• _What needs to be done_: Scan the records for the string "JSON", then copy each line that has it.

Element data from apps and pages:
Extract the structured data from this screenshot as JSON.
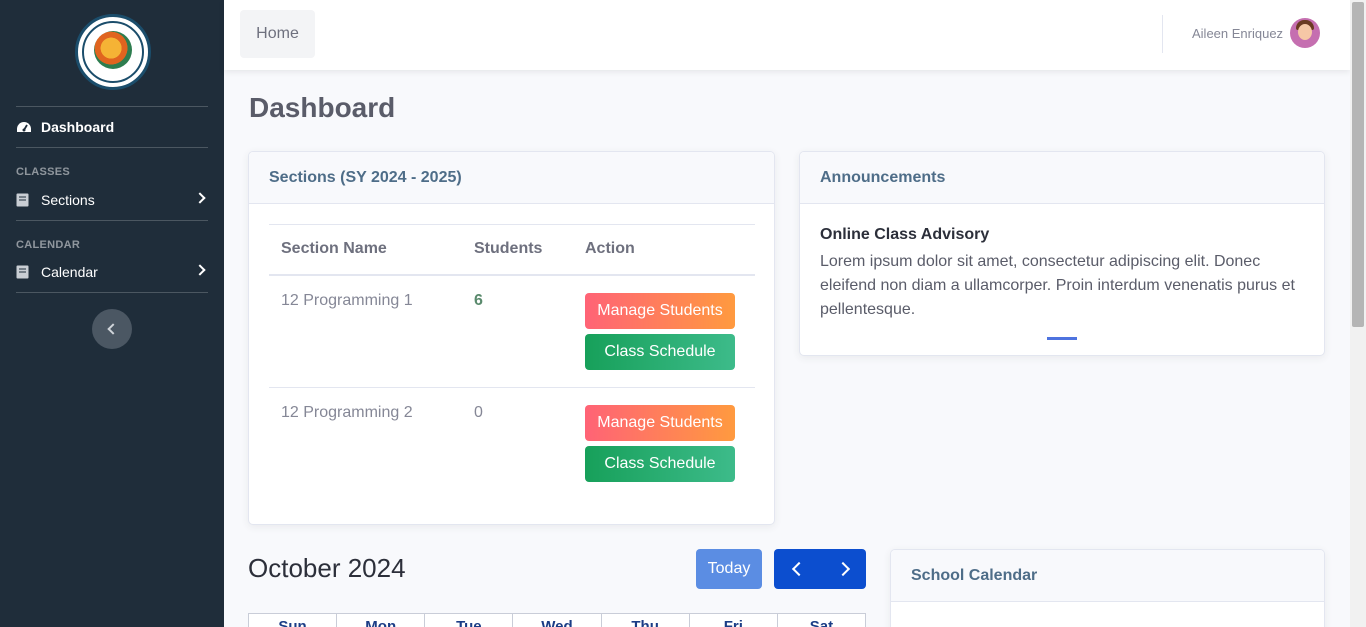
{
  "sidebar": {
    "nav_dashboard": "Dashboard",
    "heading_classes": "CLASSES",
    "nav_sections": "Sections",
    "heading_calendar": "CALENDAR",
    "nav_calendar": "Calendar",
    "icons": {
      "dashboard": "tachometer-icon",
      "sections": "book-icon",
      "calendar": "book-icon",
      "toggle": "chevron-left-icon"
    }
  },
  "topbar": {
    "home_tab": "Home",
    "user_name": "Aileen Enriquez"
  },
  "page": {
    "title": "Dashboard"
  },
  "sections_card": {
    "title": "Sections (SY 2024 - 2025)",
    "columns": [
      "Section Name",
      "Students",
      "Action"
    ],
    "rows": [
      {
        "name": "12 Programming 1",
        "students": "6",
        "manage": "Manage Students",
        "schedule": "Class Schedule"
      },
      {
        "name": "12 Programming 2",
        "students": "0",
        "manage": "Manage Students",
        "schedule": "Class Schedule"
      }
    ]
  },
  "announcements": {
    "title": "Announcements",
    "item_title": "Online Class Advisory",
    "item_body": "Lorem ipsum dolor sit amet, consectetur adipiscing elit. Donec eleifend non diam a ullamcorper. Proin interdum venenatis purus et pellentesque."
  },
  "calendar": {
    "month": "October 2024",
    "today_label": "Today",
    "days": [
      "Sun",
      "Mon",
      "Tue",
      "Wed",
      "Thu",
      "Fri",
      "Sat"
    ]
  },
  "school_calendar": {
    "title": "School Calendar"
  },
  "colors": {
    "sidebar": "#1f2d3a",
    "accent": "#4e73df",
    "manage_button": "#ff7a5c",
    "schedule_button": "#17a05a",
    "nav_button": "#0c4ecf"
  }
}
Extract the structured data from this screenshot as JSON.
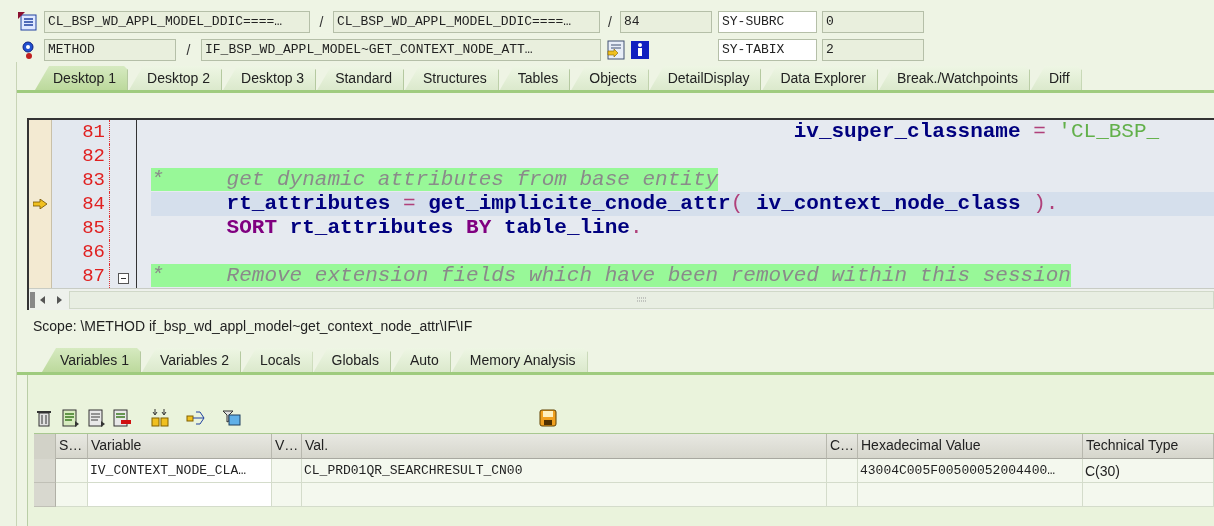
{
  "header": {
    "rows": [
      {
        "fields": [
          "CL_BSP_WD_APPL_MODEL_DDIC====…",
          "CL_BSP_WD_APPL_MODEL_DDIC====…",
          "84"
        ],
        "separators": [
          "/",
          "/"
        ],
        "sy_name": "SY-SUBRC",
        "sy_value": "0"
      },
      {
        "fields": [
          "METHOD",
          "IF_BSP_WD_APPL_MODEL~GET_CONTEXT_NODE_ATT…"
        ],
        "separators": [
          "/"
        ],
        "sy_name": "SY-TABIX",
        "sy_value": "2"
      }
    ]
  },
  "tabs": [
    {
      "label": "Desktop 1",
      "selected": true
    },
    {
      "label": "Desktop 2",
      "selected": false
    },
    {
      "label": "Desktop 3",
      "selected": false
    },
    {
      "label": "Standard",
      "selected": false
    },
    {
      "label": "Structures",
      "selected": false
    },
    {
      "label": "Tables",
      "selected": false
    },
    {
      "label": "Objects",
      "selected": false
    },
    {
      "label": "DetailDisplay",
      "selected": false
    },
    {
      "label": "Data Explorer",
      "selected": false
    },
    {
      "label": "Break./Watchpoints",
      "selected": false
    },
    {
      "label": "Diff",
      "selected": false
    }
  ],
  "code": {
    "lines": [
      {
        "number": "81",
        "current": false,
        "foldable": false,
        "tokens": [
          {
            "kind": "ident",
            "text": "                                                   iv_super_classname"
          },
          {
            "kind": "op",
            "text": " = "
          },
          {
            "kind": "string",
            "text": "'CL_BSP_"
          }
        ]
      },
      {
        "number": "82",
        "current": false,
        "foldable": false
      },
      {
        "number": "83",
        "current": false,
        "foldable": false,
        "tokens": [
          {
            "kind": "comment",
            "text": "*     get dynamic attributes from base entity"
          }
        ]
      },
      {
        "number": "84",
        "current": true,
        "foldable": false,
        "tokens": [
          {
            "kind": "ident",
            "text": "      rt_attributes"
          },
          {
            "kind": "op",
            "text": " = "
          },
          {
            "kind": "ident",
            "text": "get_implicite_cnode_attr"
          },
          {
            "kind": "op",
            "text": "( "
          },
          {
            "kind": "ident",
            "text": "iv_context_node_class"
          },
          {
            "kind": "op",
            "text": " )."
          }
        ]
      },
      {
        "number": "85",
        "current": false,
        "foldable": false,
        "tokens": [
          {
            "kind": "keyword",
            "text": "      SORT"
          },
          {
            "kind": "ident",
            "text": " rt_attributes "
          },
          {
            "kind": "keyword",
            "text": "BY"
          },
          {
            "kind": "ident",
            "text": " table_line"
          },
          {
            "kind": "op",
            "text": "."
          }
        ]
      },
      {
        "number": "86",
        "current": false,
        "foldable": false
      },
      {
        "number": "87",
        "current": false,
        "foldable": true,
        "tokens": [
          {
            "kind": "comment",
            "text": "*     Remove extension fields which have been removed within this session"
          }
        ]
      }
    ]
  },
  "scope": "Scope: \\METHOD if_bsp_wd_appl_model~get_context_node_attr\\IF\\IF",
  "variable_tabs": [
    {
      "label": "Variables 1",
      "selected": true
    },
    {
      "label": "Variables 2",
      "selected": false
    },
    {
      "label": "Locals",
      "selected": false
    },
    {
      "label": "Globals",
      "selected": false
    },
    {
      "label": "Auto",
      "selected": false
    },
    {
      "label": "Memory Analysis",
      "selected": false
    }
  ],
  "table": {
    "columns": [
      "S…",
      "Variable",
      "V…",
      "Val.",
      "C…",
      "Hexadecimal Value",
      "Technical Type"
    ],
    "rows": [
      {
        "cells": [
          null,
          "IV_CONTEXT_NODE_CLA…",
          null,
          "CL_PRD01QR_SEARCHRESULT_CN00",
          null,
          "43004C005F00500052004400…",
          "C(30)"
        ]
      }
    ]
  }
}
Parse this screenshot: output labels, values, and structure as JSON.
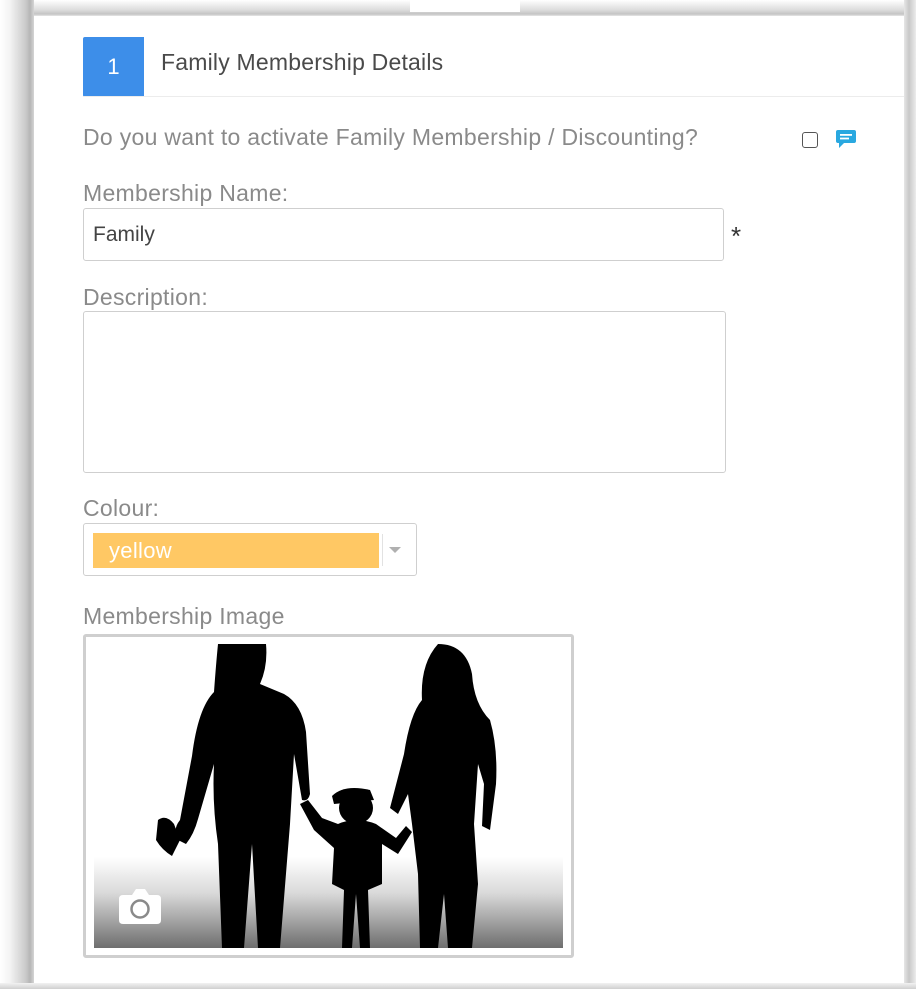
{
  "section": {
    "step_number": "1",
    "title": "Family Membership Details"
  },
  "family_toggle": {
    "question": "Do you want to activate Family Membership / Discounting?",
    "checked": false
  },
  "membership_name": {
    "label": "Membership Name:",
    "value": "Family",
    "required_marker": "*"
  },
  "description": {
    "label": "Description:",
    "value": ""
  },
  "colour": {
    "label": "Colour:",
    "selected": "yellow",
    "swatch_color": "#ffc864"
  },
  "membership_image": {
    "label": "Membership Image",
    "upload_icon": "camera-icon"
  },
  "colors": {
    "accent": "#3d8ee9",
    "comment_icon": "#29a8e0"
  }
}
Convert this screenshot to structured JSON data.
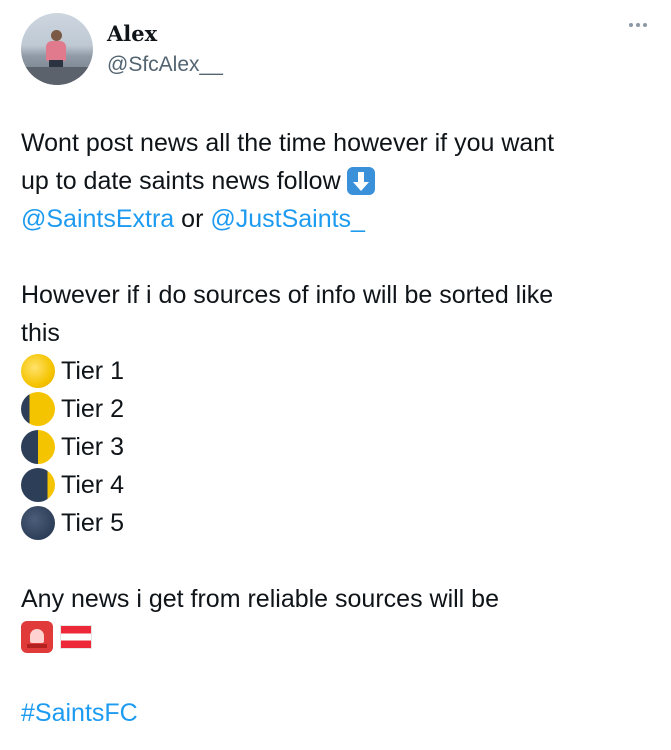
{
  "tweet": {
    "author": {
      "name": "Alex",
      "handle": "@SfcAlex__"
    },
    "lines": {
      "l1": "Wont post news all the time however if you want",
      "l2": "up to date saints news follow",
      "mention1": "@SaintsExtra",
      "or": " or ",
      "mention2": "@JustSaints_",
      "l4": "However if i do sources of info will be sorted like",
      "l5": "this",
      "tiers": [
        "Tier 1",
        "Tier 2",
        "Tier 3",
        "Tier 4",
        "Tier 5"
      ],
      "l6": "Any news i get from reliable sources will be",
      "hashtag": "#SaintsFC"
    },
    "icons": {
      "follow_arrow": "down-arrow-icon",
      "tier_icons": [
        "full-moon-icon",
        "waning-gibbous-moon-icon",
        "last-quarter-moon-icon",
        "waning-crescent-moon-icon",
        "new-moon-icon"
      ],
      "reliable": [
        "police-siren-icon",
        "austria-flag-icon"
      ]
    }
  },
  "colors": {
    "text": "#0f1419",
    "secondary": "#536471",
    "link": "#1d9bf0"
  }
}
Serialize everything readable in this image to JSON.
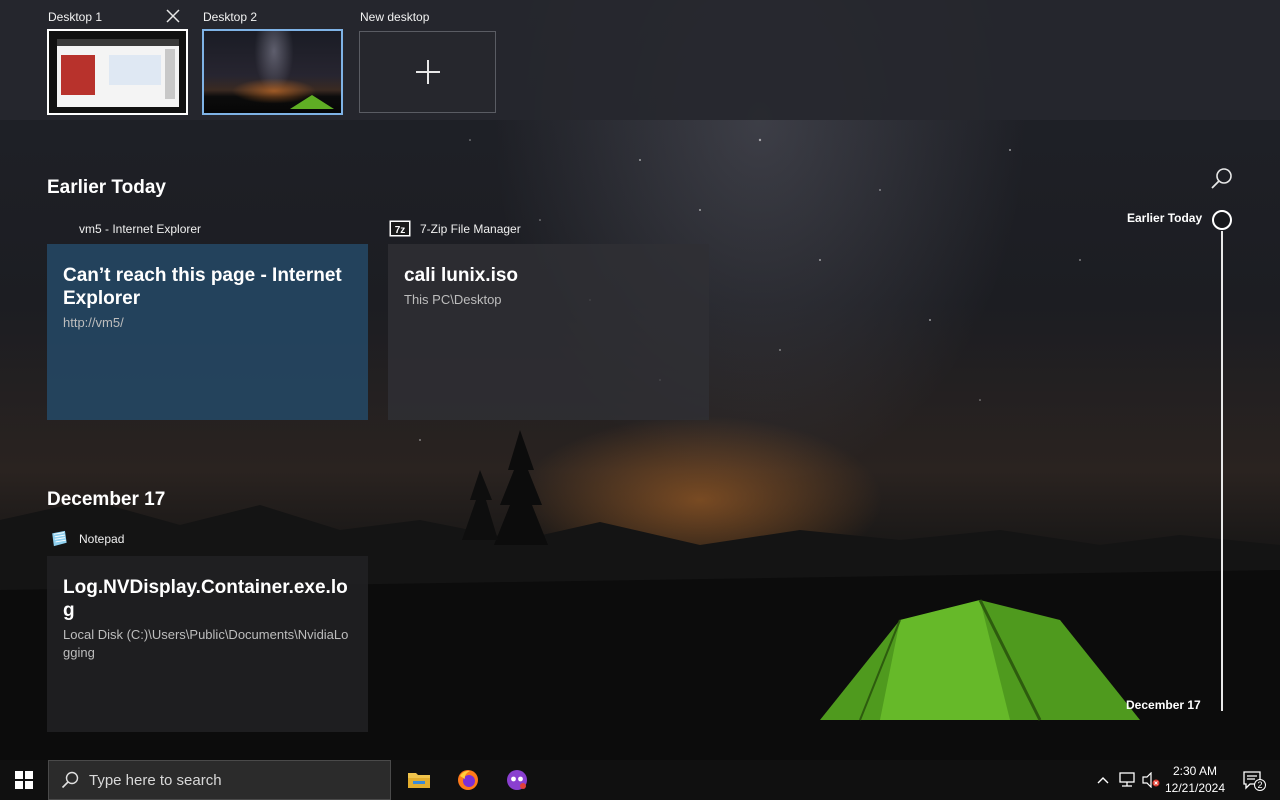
{
  "desktops": [
    {
      "label": "Desktop 1",
      "selected": false,
      "has_close": true
    },
    {
      "label": "Desktop 2",
      "selected": true
    },
    {
      "label": "New desktop"
    }
  ],
  "timeline": {
    "sections": [
      {
        "title": "Earlier Today",
        "cards": [
          {
            "app": "vm5 - Internet Explorer",
            "app_icon": "internet-explorer-icon",
            "title": "Can’t reach this page - Internet Explorer",
            "subtitle": "http://vm5/",
            "color": "#244864"
          },
          {
            "app": "7-Zip File Manager",
            "app_icon": "7zip-icon",
            "title": "cali lunix.iso",
            "subtitle": "This PC\\Desktop",
            "color": "#303034"
          }
        ]
      },
      {
        "title": "December 17",
        "cards": [
          {
            "app": "Notepad",
            "app_icon": "notepad-icon",
            "title": "Log.NVDisplay.Container.exe.log",
            "subtitle": "Local Disk (C:)\\Users\\Public\\Documents\\NvidiaLogging",
            "color": "#222224"
          }
        ]
      }
    ],
    "scrubber": {
      "top_label": "Earlier Today",
      "bottom_label": "December 17"
    }
  },
  "taskbar": {
    "search_placeholder": "Type here to search",
    "apps": [
      "file-explorer-icon",
      "firefox-icon",
      "tor-browser-icon"
    ],
    "tray_icons": [
      "chevron-up-icon",
      "network-icon",
      "volume-muted-icon"
    ],
    "clock": {
      "time": "2:30 AM",
      "date": "12/21/2024"
    },
    "notification_count": "2"
  }
}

• _Output below_:
Extract the structured data from this screenshot as JSON.
Extract the structured data from this screenshot as JSON.
Parse this screenshot: output labels, values, and structure as JSON.
Convert this screenshot to structured JSON data.
Serialize everything readable in this image to JSON.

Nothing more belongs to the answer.